Segment Start: DATA SHOWN
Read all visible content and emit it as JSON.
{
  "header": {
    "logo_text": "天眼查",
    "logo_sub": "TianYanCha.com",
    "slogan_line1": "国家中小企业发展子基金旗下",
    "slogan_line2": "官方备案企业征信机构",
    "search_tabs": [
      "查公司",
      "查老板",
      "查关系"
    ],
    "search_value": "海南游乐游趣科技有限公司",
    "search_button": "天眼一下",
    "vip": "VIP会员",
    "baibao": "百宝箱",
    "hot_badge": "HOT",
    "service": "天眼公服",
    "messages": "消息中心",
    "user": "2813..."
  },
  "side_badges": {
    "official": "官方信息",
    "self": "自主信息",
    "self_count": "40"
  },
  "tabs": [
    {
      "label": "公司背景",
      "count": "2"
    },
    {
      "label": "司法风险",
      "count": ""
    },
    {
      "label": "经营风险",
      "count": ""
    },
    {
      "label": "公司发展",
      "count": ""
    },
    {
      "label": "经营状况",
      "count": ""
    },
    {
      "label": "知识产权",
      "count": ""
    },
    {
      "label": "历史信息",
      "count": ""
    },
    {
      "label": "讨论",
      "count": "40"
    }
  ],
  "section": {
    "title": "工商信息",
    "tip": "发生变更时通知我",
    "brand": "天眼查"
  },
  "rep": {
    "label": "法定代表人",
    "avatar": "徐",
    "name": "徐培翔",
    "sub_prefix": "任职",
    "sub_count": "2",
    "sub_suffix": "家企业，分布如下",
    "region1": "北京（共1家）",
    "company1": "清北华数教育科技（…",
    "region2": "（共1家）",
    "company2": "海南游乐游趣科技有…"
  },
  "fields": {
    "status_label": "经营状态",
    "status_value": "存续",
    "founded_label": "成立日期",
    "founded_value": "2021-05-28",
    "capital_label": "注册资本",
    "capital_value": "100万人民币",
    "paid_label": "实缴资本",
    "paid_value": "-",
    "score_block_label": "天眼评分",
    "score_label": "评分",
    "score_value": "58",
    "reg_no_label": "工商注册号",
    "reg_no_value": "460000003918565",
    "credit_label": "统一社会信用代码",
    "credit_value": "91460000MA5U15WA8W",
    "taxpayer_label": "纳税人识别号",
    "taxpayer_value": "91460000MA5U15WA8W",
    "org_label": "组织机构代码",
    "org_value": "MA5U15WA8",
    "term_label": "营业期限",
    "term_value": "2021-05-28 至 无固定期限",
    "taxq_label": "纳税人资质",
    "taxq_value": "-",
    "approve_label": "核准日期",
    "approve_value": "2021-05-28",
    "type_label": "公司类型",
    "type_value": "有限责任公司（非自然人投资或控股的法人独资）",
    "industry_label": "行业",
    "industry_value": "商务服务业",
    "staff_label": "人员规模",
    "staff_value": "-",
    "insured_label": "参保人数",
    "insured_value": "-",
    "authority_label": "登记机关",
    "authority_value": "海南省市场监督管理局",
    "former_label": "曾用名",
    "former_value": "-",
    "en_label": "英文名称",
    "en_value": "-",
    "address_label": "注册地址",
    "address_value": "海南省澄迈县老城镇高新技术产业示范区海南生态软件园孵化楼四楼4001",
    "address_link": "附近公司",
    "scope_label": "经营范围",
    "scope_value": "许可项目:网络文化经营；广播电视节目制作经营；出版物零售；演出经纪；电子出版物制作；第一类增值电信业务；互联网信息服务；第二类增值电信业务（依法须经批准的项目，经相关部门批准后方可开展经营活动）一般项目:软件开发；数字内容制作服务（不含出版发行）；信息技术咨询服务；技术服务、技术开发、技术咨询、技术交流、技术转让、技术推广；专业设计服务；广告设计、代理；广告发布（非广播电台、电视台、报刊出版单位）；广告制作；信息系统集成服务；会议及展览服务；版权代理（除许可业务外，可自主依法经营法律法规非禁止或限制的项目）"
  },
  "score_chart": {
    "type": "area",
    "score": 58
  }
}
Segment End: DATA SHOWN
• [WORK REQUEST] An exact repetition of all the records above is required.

• [THE COMPLETED TASK]
Read all visible content and emit it as JSON.
{
  "header": {
    "logo_text": "天眼查",
    "logo_sub": "TianYanCha.com",
    "slogan_line1": "国家中小企业发展子基金旗下",
    "slogan_line2": "官方备案企业征信机构",
    "search_tabs": [
      "查公司",
      "查老板",
      "查关系"
    ],
    "search_value": "海南游乐游趣科技有限公司",
    "search_button": "天眼一下",
    "vip": "VIP会员",
    "baibao": "百宝箱",
    "hot_badge": "HOT",
    "service": "天眼公服",
    "messages": "消息中心",
    "user": "2813..."
  },
  "side_badges": {
    "official": "官方信息",
    "self": "自主信息",
    "self_count": "40"
  },
  "tabs": [
    {
      "label": "公司背景",
      "count": "2"
    },
    {
      "label": "司法风险",
      "count": ""
    },
    {
      "label": "经营风险",
      "count": ""
    },
    {
      "label": "公司发展",
      "count": ""
    },
    {
      "label": "经营状况",
      "count": ""
    },
    {
      "label": "知识产权",
      "count": ""
    },
    {
      "label": "历史信息",
      "count": ""
    },
    {
      "label": "讨论",
      "count": "40"
    }
  ],
  "section": {
    "title": "工商信息",
    "tip": "发生变更时通知我",
    "brand": "天眼查"
  },
  "rep": {
    "label": "法定代表人",
    "avatar": "徐",
    "name": "徐培翔",
    "sub_prefix": "任职",
    "sub_count": "2",
    "sub_suffix": "家企业，分布如下",
    "region1": "北京（共1家）",
    "company1": "清北华数教育科技（…",
    "region2": "（共1家）",
    "company2": "海南游乐游趣科技有…"
  },
  "fields": {
    "status_label": "经营状态",
    "status_value": "存续",
    "founded_label": "成立日期",
    "founded_value": "2021-05-28",
    "capital_label": "注册资本",
    "capital_value": "100万人民币",
    "paid_label": "实缴资本",
    "paid_value": "-",
    "score_block_label": "天眼评分",
    "score_label": "评分",
    "score_value": "58",
    "reg_no_label": "工商注册号",
    "reg_no_value": "460000003918565",
    "credit_label": "统一社会信用代码",
    "credit_value": "91460000MA5U15WA8W",
    "taxpayer_label": "纳税人识别号",
    "taxpayer_value": "91460000MA5U15WA8W",
    "org_label": "组织机构代码",
    "org_value": "MA5U15WA8",
    "term_label": "营业期限",
    "term_value": "2021-05-28 至 无固定期限",
    "taxq_label": "纳税人资质",
    "taxq_value": "-",
    "approve_label": "核准日期",
    "approve_value": "2021-05-28",
    "type_label": "公司类型",
    "type_value": "有限责任公司（非自然人投资或控股的法人独资）",
    "industry_label": "行业",
    "industry_value": "商务服务业",
    "staff_label": "人员规模",
    "staff_value": "-",
    "insured_label": "参保人数",
    "insured_value": "-",
    "authority_label": "登记机关",
    "authority_value": "海南省市场监督管理局",
    "former_label": "曾用名",
    "former_value": "-",
    "en_label": "英文名称",
    "en_value": "-",
    "address_label": "注册地址",
    "address_value": "海南省澄迈县老城镇高新技术产业示范区海南生态软件园孵化楼四楼4001",
    "address_link": "附近公司",
    "scope_label": "经营范围",
    "scope_value": "许可项目:网络文化经营；广播电视节目制作经营；出版物零售；演出经纪；电子出版物制作；第一类增值电信业务；互联网信息服务；第二类增值电信业务（依法须经批准的项目，经相关部门批准后方可开展经营活动）一般项目:软件开发；数字内容制作服务（不含出版发行）；信息技术咨询服务；技术服务、技术开发、技术咨询、技术交流、技术转让、技术推广；专业设计服务；广告设计、代理；广告发布（非广播电台、电视台、报刊出版单位）；广告制作；信息系统集成服务；会议及展览服务；版权代理（除许可业务外，可自主依法经营法律法规非禁止或限制的项目）"
  },
  "score_chart": {
    "type": "area",
    "score": 58
  }
}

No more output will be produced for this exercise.